The State Rooms at Buckingham Palace and Diamonds Exhibition

The grand finale and for me the real reason for this mini-adventure; to step inside Buckingham Palace and follow in the footsteps of ambassadors, dignitaries, celebrities and possibly some corgis.  Once again it's through security and into a small holding area where we get a quick explanation of what to look forward to.  Then it's time for the audio guide again and on to the Palace!  The tour starts along a corridor that leads out on to the inner courtyard of the palace, the corridor is lined with some more modern pieces of art and the platform overlooking the courtyard contains lots of information on the history of the Palace.  After this there is a trip up a magnificent staircase to the upper floors filled with room after room of precious art and antiques, at the end of the series of rooms is the throne room.  After that there is a room filled with the masters of art from France, Italy and Holland.  It is quite amazing to see such works of art altogether without being in an art gallery or museum.  We then go through some more rooms which overlook the gardens and includes many more famous and fascinating pieces of furniture and decoration.  There is then an exhibition Diamonds: A Jubilee Celebration which was the only part of the day that felt crowded and a little rushed through but again there were some amazing pieces that you may never get to see that close up ever again.  After this it was back to the final leg of the tour, down the staircase and into the sculpture gallery before leading out through what looked like a tea room and into the gardens to complete the trip.  It is only after it's all over that you can truly take in the size and scale of Buckingham Palace, the tour covers but a quarter of the building and only a brief glimpse of the gardens and yet takes a good few hours with the assistance and information from the audio guide.  Each room has a wow factor and it proved a fitting end to our Royal Day Out.

In Conclusion

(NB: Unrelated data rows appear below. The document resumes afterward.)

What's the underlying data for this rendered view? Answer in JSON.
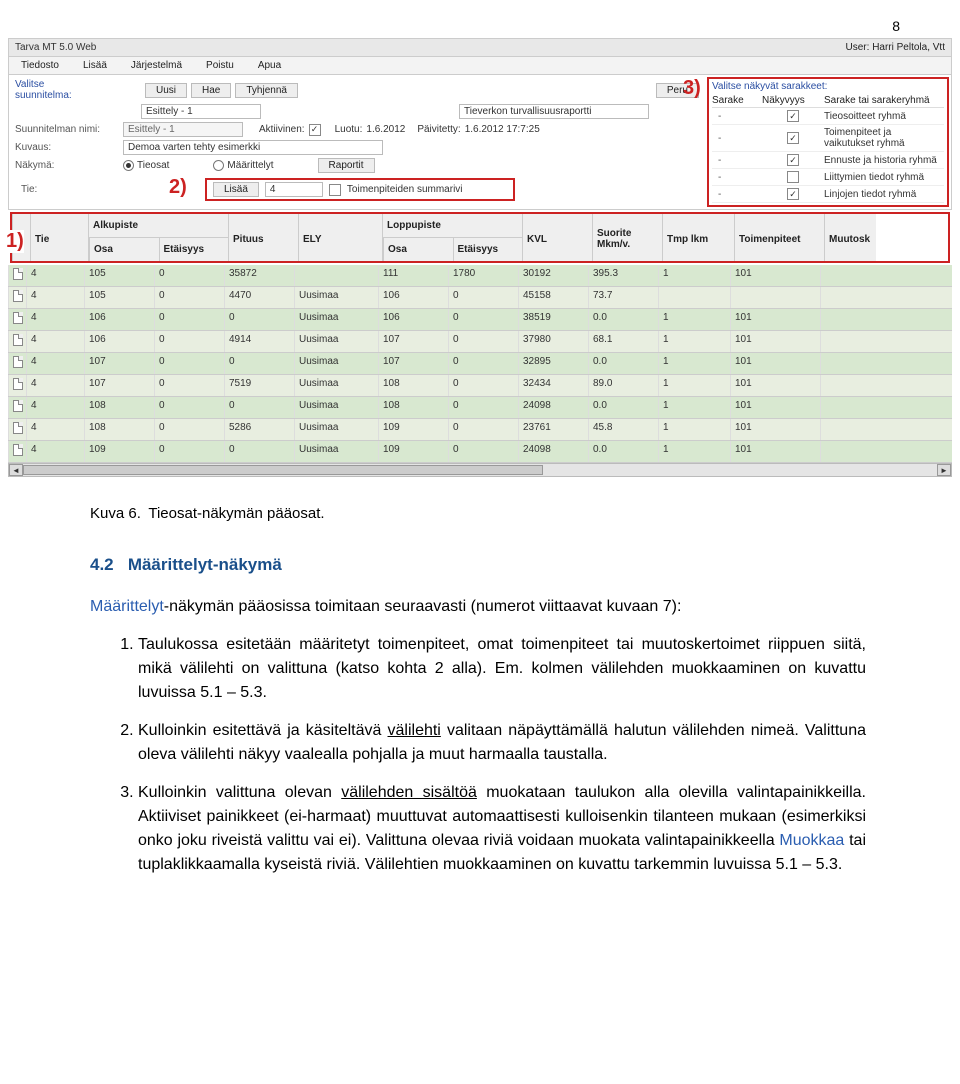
{
  "page_number": "8",
  "screenshot": {
    "title": "Tarva MT 5.0 Web",
    "user_label": "User:",
    "user_value": "Harri Peltola, Vtt",
    "menu": [
      "Tiedosto",
      "Lisää",
      "Järjestelmä",
      "Poistu",
      "Apua"
    ],
    "labels": {
      "valitse": "Valitse\nsuunnitelma:",
      "suunnitelman_nimi": "Suunnitelman nimi:",
      "kuvaus": "Kuvaus:",
      "nakyma": "Näkymä:",
      "tie": "Tie:"
    },
    "buttons": {
      "uusi": "Uusi",
      "hae": "Hae",
      "tyhjenna": "Tyhjennä",
      "peru": "Peru",
      "lisaa": "Lisää",
      "raportit": "Raportit"
    },
    "selects": {
      "plan_pick": "Esittely - 1",
      "report_pick": "Tieverkon turvallisuusraportti",
      "tie_num": "4"
    },
    "inputs": {
      "plan_name": "Esittely - 1",
      "kuvaus": "Demoa varten tehty esimerkki"
    },
    "flags": {
      "aktiivinen_lbl": "Aktiivinen:",
      "luotu_lbl": "Luotu:",
      "luotu_val": "1.6.2012",
      "paivitetty_lbl": "Päivitetty:",
      "paivitetty_val": "1.6.2012 17:7:25",
      "summarivi": "Toimenpiteiden summarivi"
    },
    "radios": {
      "tieosat": "Tieosat",
      "maarittelyt": "Määrittelyt"
    },
    "right_panel": {
      "title": "Valitse näkyvät sarakkeet:",
      "head": {
        "sarake": "Sarake",
        "nakyvyys": "Näkyvyys",
        "group": "Sarake tai sarakeryhmä"
      },
      "rows": [
        {
          "s": "-",
          "chk": true,
          "g": "Tieosoitteet ryhmä"
        },
        {
          "s": "-",
          "chk": true,
          "g": "Toimenpiteet ja vaikutukset ryhmä"
        },
        {
          "s": "-",
          "chk": true,
          "g": "Ennuste ja historia ryhmä"
        },
        {
          "s": "-",
          "chk": false,
          "g": "Liittymien tiedot ryhmä"
        },
        {
          "s": "-",
          "chk": true,
          "g": "Linjojen tiedot ryhmä"
        }
      ]
    },
    "markers": {
      "m1": "1)",
      "m2": "2)",
      "m3": "3)"
    },
    "table": {
      "headers": {
        "tie": "Tie",
        "alkupiste": "Alkupiste",
        "pituus": "Pituus",
        "ely": "ELY",
        "loppupiste": "Loppupiste",
        "kvl": "KVL",
        "suorite": "Suorite Mkm/v.",
        "tmplkm": "Tmp lkm",
        "toimenpiteet": "Toimenpiteet",
        "muutos": "Muutosk",
        "osa": "Osa",
        "etaisyys": "Etäisyys"
      },
      "rows": [
        {
          "tie": "4",
          "a_osa": "105",
          "a_eta": "0",
          "pituus": "35872",
          "ely": "",
          "l_osa": "111",
          "l_eta": "1780",
          "kvl": "30192",
          "suorite": "395.3",
          "tmp": "1",
          "toim": "101"
        },
        {
          "tie": "4",
          "a_osa": "105",
          "a_eta": "0",
          "pituus": "4470",
          "ely": "Uusimaa",
          "l_osa": "106",
          "l_eta": "0",
          "kvl": "45158",
          "suorite": "73.7",
          "tmp": "",
          "toim": ""
        },
        {
          "tie": "4",
          "a_osa": "106",
          "a_eta": "0",
          "pituus": "0",
          "ely": "Uusimaa",
          "l_osa": "106",
          "l_eta": "0",
          "kvl": "38519",
          "suorite": "0.0",
          "tmp": "1",
          "toim": "101"
        },
        {
          "tie": "4",
          "a_osa": "106",
          "a_eta": "0",
          "pituus": "4914",
          "ely": "Uusimaa",
          "l_osa": "107",
          "l_eta": "0",
          "kvl": "37980",
          "suorite": "68.1",
          "tmp": "1",
          "toim": "101"
        },
        {
          "tie": "4",
          "a_osa": "107",
          "a_eta": "0",
          "pituus": "0",
          "ely": "Uusimaa",
          "l_osa": "107",
          "l_eta": "0",
          "kvl": "32895",
          "suorite": "0.0",
          "tmp": "1",
          "toim": "101"
        },
        {
          "tie": "4",
          "a_osa": "107",
          "a_eta": "0",
          "pituus": "7519",
          "ely": "Uusimaa",
          "l_osa": "108",
          "l_eta": "0",
          "kvl": "32434",
          "suorite": "89.0",
          "tmp": "1",
          "toim": "101"
        },
        {
          "tie": "4",
          "a_osa": "108",
          "a_eta": "0",
          "pituus": "0",
          "ely": "Uusimaa",
          "l_osa": "108",
          "l_eta": "0",
          "kvl": "24098",
          "suorite": "0.0",
          "tmp": "1",
          "toim": "101"
        },
        {
          "tie": "4",
          "a_osa": "108",
          "a_eta": "0",
          "pituus": "5286",
          "ely": "Uusimaa",
          "l_osa": "109",
          "l_eta": "0",
          "kvl": "23761",
          "suorite": "45.8",
          "tmp": "1",
          "toim": "101"
        },
        {
          "tie": "4",
          "a_osa": "109",
          "a_eta": "0",
          "pituus": "0",
          "ely": "Uusimaa",
          "l_osa": "109",
          "l_eta": "0",
          "kvl": "24098",
          "suorite": "0.0",
          "tmp": "1",
          "toim": "101"
        }
      ]
    }
  },
  "text": {
    "caption": "Kuva 6. Tieosat-näkymän pääosat.",
    "heading_num": "4.2",
    "heading": "Määrittelyt-näkymä",
    "lead_blue": "Määrittelyt",
    "lead_rest": "-näkymän pääosissa toimitaan seuraavasti (numerot viittaavat kuvaan 7):",
    "li1": "Taulukossa esitetään määritetyt toimenpiteet, omat toimenpiteet tai muutoskertoimet riippuen siitä, mikä välilehti on valittuna (katso kohta 2 alla). Em. kolmen välilehden muokkaaminen on kuvattu luvuissa 5.1 – 5.3.",
    "li2a": "Kulloinkin esitettävä ja käsiteltävä ",
    "li2u": "välilehti",
    "li2b": " valitaan näpäyttämällä halutun välilehden nimeä. Valittuna oleva välilehti näkyy vaalealla pohjalla ja muut harmaalla taustalla.",
    "li3a": "Kulloinkin valittuna olevan ",
    "li3u": "välilehden sisältöä",
    "li3b": " muokataan taulukon alla olevilla valintapainikkeilla. Aktiiviset painikkeet (ei-harmaat) muuttuvat automaattisesti kulloisenkin tilanteen mukaan (esimerkiksi onko joku riveistä valittu vai ei). Valittuna olevaa riviä voidaan muokata valintapainikkeella ",
    "li3_blue": "Muokkaa",
    "li3c": " tai tuplaklikkaamalla kyseistä riviä. Välilehtien muokkaaminen on kuvattu tarkemmin luvuissa 5.1 – 5.3."
  }
}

Whilst it was not the cheapest way to spend an afternoon it was certainly worthwhile.  It was interesting to catch a piece of living British History and one of the reasons people from across the planet come to London.  Whilst I don't think the Royal Mews and Queen's Gallery are worth the individual admission costs, the combined ticket is great value as it is only around £10 more than the state rooms alone and £5 for over an hour of entertainment is pretty good value these days.  It's also great that there are complementary audio guides for all three parts of the day out as they really add some depth to various carriages, clocks and other works of art.  The other great thing is that you can visit again as many times as you want for the 12 months after your first visit just in case you want to see it all again...  and you never know, perhaps we will!
Royal Day Out Tickets £31.95
Buckingham Palace , London SW1A 1AA